Modulus (or MOD) is another type of operation. The modulus takes an expression and returns just the remainder. What do you think would be returned here?

9 % 2

You will have observed that 1 was printed to the screen: 9 divided by 2 is 4 with a remainder of 1.

13 % 5

In this example, 3 would be output since 13 divided by 5 is 2 with a remainder of 3.

Modulus can be used in a program when you want to undertake a division and want to know what’s left over. In your shelf program, modulus can determine if the remaining wood is enough to make one or two plaques that are each 1 foot long.

wood_length = int(input('How much wood do you have? '))remainder = wood_length % 3if remainder == 1: print ('You have got', remainder, 'foot left, at least enough to make a plaque')elif remainder == 2: print ('You have got', remainder, 'feet left, at least enough to make two plaques')

The modulus and integer division operators present the full picture of the integer and its remainder.

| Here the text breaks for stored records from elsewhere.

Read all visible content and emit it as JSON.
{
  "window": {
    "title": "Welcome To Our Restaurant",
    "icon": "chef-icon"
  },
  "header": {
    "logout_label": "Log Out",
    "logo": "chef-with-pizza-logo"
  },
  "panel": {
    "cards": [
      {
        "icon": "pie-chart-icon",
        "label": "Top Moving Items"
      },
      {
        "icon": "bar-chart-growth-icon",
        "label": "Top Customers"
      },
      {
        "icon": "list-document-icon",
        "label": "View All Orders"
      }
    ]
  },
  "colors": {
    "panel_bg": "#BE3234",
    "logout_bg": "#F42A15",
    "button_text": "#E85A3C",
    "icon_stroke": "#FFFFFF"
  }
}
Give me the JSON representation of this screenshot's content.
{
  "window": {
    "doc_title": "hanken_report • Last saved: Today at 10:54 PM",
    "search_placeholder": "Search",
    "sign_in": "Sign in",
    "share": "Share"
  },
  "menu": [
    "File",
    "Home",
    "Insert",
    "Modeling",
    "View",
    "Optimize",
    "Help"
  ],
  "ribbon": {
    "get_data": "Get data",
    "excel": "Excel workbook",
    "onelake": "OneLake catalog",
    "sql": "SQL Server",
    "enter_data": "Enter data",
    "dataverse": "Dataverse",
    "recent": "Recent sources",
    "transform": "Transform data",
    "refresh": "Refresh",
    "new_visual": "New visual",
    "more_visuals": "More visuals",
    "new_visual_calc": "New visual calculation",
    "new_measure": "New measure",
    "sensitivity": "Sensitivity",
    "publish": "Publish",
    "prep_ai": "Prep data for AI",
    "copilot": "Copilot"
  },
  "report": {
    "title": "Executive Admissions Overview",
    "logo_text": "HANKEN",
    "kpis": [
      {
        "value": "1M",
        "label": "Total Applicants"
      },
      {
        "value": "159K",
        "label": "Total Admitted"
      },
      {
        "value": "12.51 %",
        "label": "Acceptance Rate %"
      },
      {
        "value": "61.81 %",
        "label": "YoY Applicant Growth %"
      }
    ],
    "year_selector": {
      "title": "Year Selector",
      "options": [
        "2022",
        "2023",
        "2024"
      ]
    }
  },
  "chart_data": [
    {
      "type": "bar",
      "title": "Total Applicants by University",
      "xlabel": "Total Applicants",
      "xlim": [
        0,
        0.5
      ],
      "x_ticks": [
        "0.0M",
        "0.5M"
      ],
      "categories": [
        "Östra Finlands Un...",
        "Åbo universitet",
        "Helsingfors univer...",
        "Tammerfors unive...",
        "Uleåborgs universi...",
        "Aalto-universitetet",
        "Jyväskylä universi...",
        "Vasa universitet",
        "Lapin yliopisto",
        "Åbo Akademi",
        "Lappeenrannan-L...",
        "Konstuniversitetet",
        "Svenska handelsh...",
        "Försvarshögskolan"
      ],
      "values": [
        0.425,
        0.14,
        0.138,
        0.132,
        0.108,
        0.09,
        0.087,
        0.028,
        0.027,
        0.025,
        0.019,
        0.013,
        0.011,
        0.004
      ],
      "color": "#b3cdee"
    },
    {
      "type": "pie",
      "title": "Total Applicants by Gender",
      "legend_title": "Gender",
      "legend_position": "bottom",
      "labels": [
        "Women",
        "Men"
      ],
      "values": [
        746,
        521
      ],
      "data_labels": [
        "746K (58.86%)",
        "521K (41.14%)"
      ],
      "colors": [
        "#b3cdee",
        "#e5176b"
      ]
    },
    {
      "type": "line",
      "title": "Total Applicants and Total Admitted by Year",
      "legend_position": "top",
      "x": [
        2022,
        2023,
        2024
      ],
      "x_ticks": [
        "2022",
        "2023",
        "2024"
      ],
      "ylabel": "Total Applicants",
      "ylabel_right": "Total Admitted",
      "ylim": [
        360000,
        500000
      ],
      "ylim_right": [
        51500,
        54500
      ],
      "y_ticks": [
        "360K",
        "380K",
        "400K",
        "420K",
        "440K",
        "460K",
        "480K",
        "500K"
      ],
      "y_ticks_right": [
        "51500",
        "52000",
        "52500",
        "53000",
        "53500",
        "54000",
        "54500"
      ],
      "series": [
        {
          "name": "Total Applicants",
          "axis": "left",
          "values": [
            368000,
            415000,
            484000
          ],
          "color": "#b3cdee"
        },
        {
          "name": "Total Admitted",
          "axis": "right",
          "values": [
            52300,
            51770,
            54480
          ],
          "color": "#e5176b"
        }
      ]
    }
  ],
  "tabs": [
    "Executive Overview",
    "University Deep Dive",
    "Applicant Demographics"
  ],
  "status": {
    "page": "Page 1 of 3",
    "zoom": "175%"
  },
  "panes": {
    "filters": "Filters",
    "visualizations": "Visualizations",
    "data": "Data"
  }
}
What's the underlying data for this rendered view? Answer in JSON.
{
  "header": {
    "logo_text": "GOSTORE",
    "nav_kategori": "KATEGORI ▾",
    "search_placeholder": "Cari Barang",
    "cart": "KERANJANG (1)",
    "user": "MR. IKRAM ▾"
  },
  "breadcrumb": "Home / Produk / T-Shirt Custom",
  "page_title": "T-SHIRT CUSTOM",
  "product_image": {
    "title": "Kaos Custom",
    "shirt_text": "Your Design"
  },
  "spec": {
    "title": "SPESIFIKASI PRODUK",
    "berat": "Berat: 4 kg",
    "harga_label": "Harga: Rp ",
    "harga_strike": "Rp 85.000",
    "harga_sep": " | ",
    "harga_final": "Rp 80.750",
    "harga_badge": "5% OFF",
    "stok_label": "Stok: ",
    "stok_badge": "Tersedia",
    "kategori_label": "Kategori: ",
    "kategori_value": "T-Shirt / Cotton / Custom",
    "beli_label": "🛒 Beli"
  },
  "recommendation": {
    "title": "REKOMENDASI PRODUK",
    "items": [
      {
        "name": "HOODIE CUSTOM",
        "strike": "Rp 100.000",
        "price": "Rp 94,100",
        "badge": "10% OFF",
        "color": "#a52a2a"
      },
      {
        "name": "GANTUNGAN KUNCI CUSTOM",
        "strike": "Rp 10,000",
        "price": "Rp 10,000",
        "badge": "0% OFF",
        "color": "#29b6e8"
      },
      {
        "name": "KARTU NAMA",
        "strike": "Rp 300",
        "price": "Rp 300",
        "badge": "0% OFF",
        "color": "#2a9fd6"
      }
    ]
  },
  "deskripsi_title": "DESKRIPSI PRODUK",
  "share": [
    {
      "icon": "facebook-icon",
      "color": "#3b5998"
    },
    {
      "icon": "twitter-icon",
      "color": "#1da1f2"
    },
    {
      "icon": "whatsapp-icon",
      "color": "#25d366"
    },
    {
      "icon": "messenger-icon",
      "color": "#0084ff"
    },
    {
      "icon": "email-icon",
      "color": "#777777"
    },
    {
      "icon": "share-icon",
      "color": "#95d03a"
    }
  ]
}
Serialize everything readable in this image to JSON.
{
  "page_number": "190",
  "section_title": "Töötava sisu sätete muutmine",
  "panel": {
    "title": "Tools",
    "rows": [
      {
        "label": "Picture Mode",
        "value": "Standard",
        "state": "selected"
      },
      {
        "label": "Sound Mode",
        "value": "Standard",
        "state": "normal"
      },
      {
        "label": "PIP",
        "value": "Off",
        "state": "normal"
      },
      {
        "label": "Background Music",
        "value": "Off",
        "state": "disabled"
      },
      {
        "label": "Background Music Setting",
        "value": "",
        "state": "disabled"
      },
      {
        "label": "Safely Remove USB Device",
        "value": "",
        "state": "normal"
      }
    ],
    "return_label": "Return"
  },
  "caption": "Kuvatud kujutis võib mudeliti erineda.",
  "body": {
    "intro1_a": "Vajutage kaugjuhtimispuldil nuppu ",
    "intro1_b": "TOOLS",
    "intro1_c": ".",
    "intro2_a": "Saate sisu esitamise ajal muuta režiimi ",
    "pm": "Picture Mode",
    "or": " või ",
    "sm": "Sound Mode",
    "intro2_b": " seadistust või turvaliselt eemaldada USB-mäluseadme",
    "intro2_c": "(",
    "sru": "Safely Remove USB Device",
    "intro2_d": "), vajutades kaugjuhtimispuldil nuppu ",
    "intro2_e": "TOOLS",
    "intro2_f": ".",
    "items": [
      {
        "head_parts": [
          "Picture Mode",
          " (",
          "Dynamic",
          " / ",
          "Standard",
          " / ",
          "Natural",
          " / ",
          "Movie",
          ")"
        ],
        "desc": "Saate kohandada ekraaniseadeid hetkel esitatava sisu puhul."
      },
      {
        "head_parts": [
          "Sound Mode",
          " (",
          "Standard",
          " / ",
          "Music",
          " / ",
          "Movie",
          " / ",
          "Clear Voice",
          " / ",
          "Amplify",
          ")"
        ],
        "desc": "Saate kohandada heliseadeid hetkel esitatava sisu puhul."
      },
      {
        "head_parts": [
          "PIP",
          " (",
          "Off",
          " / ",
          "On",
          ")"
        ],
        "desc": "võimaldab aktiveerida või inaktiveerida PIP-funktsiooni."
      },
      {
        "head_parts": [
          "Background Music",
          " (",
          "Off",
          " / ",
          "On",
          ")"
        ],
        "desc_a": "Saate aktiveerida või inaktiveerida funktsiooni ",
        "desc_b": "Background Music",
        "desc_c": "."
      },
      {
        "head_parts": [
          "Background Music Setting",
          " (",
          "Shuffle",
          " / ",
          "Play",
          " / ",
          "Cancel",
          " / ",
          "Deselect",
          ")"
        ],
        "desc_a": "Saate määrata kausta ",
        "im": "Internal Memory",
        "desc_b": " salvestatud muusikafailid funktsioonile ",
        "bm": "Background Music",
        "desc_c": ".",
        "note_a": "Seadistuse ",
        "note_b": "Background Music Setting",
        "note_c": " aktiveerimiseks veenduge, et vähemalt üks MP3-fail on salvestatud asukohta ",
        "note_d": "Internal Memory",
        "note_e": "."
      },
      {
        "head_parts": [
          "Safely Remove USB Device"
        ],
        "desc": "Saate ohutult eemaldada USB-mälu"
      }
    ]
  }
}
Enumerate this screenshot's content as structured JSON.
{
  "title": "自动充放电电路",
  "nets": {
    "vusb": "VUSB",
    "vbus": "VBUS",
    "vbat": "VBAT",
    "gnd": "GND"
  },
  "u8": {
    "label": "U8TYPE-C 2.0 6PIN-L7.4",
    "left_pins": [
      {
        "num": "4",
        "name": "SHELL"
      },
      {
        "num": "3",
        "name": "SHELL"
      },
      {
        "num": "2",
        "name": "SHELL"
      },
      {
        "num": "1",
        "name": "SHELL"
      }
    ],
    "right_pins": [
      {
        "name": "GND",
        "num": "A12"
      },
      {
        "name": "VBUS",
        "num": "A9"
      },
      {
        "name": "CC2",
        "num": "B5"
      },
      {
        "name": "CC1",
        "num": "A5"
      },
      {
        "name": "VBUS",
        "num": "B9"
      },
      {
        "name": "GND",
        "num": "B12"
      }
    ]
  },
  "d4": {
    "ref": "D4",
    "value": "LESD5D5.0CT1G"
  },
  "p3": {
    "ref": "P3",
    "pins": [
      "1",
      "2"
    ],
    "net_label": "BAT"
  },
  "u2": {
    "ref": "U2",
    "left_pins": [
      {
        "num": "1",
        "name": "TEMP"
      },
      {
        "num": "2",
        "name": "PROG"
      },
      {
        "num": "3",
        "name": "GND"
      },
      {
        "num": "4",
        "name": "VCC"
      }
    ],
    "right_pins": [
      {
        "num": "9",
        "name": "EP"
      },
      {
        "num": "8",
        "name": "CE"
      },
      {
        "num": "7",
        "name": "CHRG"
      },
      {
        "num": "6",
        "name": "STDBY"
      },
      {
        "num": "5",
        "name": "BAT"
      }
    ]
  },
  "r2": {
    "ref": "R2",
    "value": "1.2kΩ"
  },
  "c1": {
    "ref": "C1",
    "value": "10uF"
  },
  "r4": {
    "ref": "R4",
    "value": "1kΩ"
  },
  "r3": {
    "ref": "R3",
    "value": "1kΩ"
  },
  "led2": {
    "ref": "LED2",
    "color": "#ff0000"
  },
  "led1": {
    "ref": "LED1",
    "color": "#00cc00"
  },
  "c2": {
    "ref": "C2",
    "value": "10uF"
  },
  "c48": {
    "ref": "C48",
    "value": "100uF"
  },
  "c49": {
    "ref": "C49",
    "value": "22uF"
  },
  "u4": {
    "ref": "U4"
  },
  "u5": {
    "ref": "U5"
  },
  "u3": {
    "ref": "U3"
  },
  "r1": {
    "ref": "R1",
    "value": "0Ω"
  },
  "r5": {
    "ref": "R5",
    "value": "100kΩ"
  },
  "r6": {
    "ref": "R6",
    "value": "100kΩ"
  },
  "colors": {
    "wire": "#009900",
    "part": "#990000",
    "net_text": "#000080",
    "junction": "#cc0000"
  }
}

In the number example above, 9 // 2 evaluated to 4 and 9 % 2 evaluated to 1. This represents the answer to 9 divided by 2: 4, remainder 1.

Power operator

The power operator (also known as index or exponent) determines how many times to multiply a number by itself.

3 to the power of 2 is 3 × 3.
3 to the power of 4 is 3 × 3 × 3 × 3.

In Python this is expressed using a double asterisk before the power. What do you think the result of this would be in Python?:

5**3

This means 5 × 5 × 5, which equals 125.

Try to predict what the expressions below evaluate to, then try them out in Python.

Operator Name Symbol Try this Evaluates to
Addition + 5 + 2 ?
Subtraction 5 – 2 ?
Multiplication * 5 * 2 ?
Real division / 5 / 2 ?
Integer division // 5 // 2 ?
Modulus % 5 % 2 ?
Power ** 5**2 ?

BIDMAS

Python also respects the usual order of operations, which we call BIDMAS. We might expect an expression to be evaluated from left to right, but if there is a mixture of operators this is not the case. Keeping to the rule of BIDMAS, the expressions are evaluated in the following order:

Operation Symbols
Brackets ()
Indices **
Division / or //
Multiplication *
Subtraction

So, for example, try the expression below:

4 + 1 * 2

This evaluates to 6 instead of 10. Instead of going from left to right, it uses BIDMAS and puts multiplication before addition. So the computer evaluates 1 × 2 first, giving 2. It then adds on the 4, returning 6.

If you want to override this, brackets are essential. If you want to know what 4 plus 1, then multiplied by 2, is, you can write:

(4 + 1) * 2

This returns 10, because brackets are always evaluated first.

It’s worth remembering BIDMAS when evaluating maths expressions. In general, brackets should be used; they allow you to consider and evaluate terms in the correct order. It also makes your programs easier to read.

Over to you

Have a go at writing some of your own short programs using arithmetic operators. Once you’ve done this, comment here and share a link to your code (e.g. using Pastebin), along with any comments or questions.

In the next step you will test your knowledge of operators by completing the combining operators quiz.